*Assignment*:
A line belongs in the answer if it contains "计算机名"; copy every such line from the entries below.

*Supplied information*:
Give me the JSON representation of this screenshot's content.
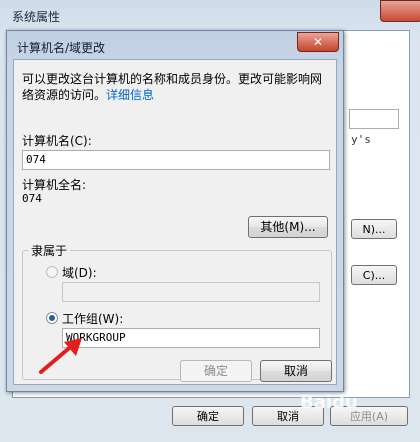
{
  "background_window": {
    "title": "系统属性",
    "fragment_text": "y's",
    "fragment_button_1": "N)...",
    "fragment_button_2": "C)...",
    "ok_label": "确定",
    "cancel_label": "取消",
    "apply_label": "应用(A)"
  },
  "dialog": {
    "title": "计算机名/域更改",
    "close_glyph": "✕",
    "description": "可以更改这台计算机的名称和成员身份。更改可能影响网",
    "description_line2": "络资源的访问。",
    "details_link": "详细信息",
    "computer_name_label": "计算机名(C):",
    "computer_name_value": "074",
    "full_name_label": "计算机全名:",
    "full_name_value": "074",
    "more_button": "其他(M)...",
    "member_of_label": "隶属于",
    "domain_label": "域(D):",
    "domain_value": "",
    "workgroup_label": "工作组(W):",
    "workgroup_value": "WORKGROUP",
    "ok_label": "确定",
    "cancel_label": "取消"
  },
  "overlay": {
    "watermark": "Baidu",
    "arrow_color": "#e0201a"
  }
}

*Answer area*:
    "title": "计算机名/域更改",
    "computer_name_label": "计算机名(C):",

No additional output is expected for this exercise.